| Directions |
Show every line below where "screenshot" can be found.

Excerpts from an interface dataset
▽
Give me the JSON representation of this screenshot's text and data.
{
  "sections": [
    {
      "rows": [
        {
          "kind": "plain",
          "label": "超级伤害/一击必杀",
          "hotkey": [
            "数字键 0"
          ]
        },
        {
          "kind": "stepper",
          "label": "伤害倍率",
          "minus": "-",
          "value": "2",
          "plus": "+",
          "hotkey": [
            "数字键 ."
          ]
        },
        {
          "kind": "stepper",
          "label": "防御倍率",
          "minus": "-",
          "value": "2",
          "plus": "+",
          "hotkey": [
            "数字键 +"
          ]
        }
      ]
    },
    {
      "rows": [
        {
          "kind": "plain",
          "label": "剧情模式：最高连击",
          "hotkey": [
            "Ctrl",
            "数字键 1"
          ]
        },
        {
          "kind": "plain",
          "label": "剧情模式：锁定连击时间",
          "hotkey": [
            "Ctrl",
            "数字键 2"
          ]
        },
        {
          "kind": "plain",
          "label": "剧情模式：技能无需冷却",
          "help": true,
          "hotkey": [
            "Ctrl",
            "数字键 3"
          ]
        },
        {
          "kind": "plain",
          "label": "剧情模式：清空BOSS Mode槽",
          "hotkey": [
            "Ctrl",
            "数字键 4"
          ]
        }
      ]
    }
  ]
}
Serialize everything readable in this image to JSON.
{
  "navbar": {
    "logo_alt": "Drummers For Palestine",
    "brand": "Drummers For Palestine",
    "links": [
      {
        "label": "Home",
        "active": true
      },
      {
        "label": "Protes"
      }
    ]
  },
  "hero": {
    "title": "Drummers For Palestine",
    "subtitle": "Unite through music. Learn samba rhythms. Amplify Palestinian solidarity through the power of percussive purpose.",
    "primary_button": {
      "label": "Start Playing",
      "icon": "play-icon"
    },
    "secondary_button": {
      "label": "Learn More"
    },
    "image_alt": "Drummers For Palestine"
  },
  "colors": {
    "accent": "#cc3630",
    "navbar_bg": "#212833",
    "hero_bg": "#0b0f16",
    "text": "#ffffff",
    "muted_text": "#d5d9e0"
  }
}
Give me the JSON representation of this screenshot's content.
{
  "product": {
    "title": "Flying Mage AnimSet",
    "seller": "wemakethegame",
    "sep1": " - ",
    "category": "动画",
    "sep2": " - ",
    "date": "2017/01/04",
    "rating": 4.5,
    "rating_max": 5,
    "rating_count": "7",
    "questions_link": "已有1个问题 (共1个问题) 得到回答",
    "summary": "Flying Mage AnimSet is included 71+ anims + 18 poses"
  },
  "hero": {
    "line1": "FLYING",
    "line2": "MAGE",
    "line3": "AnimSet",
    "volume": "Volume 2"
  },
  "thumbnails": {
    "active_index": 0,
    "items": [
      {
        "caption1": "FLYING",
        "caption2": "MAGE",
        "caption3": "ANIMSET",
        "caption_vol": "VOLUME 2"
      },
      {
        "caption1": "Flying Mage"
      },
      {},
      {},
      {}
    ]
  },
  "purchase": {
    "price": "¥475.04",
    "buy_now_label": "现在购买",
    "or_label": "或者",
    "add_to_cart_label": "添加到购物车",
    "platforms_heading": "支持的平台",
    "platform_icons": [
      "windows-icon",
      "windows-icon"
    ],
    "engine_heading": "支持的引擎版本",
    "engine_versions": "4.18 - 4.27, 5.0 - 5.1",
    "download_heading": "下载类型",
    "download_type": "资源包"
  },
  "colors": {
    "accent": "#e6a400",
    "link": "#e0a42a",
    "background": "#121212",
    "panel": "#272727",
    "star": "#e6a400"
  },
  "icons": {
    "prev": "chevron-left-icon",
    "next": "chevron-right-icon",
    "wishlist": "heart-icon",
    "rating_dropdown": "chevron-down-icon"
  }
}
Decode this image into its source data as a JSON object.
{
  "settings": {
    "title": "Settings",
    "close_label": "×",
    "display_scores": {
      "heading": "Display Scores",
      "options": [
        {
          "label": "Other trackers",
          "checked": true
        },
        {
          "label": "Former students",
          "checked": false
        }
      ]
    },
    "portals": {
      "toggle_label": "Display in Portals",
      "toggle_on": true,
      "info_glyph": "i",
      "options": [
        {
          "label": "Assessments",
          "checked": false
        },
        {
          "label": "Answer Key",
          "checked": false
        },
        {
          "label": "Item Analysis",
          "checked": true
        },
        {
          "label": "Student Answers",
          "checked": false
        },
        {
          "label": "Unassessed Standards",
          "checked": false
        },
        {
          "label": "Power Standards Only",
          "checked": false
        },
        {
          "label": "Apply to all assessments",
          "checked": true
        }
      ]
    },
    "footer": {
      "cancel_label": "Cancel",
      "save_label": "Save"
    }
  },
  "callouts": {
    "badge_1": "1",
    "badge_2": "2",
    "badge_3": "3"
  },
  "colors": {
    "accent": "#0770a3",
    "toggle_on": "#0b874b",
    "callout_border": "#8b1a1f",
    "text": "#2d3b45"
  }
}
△
| Result |
Give me the JSON representation of this screenshot's text and data.
Give me the JSON representation of this screenshot's content.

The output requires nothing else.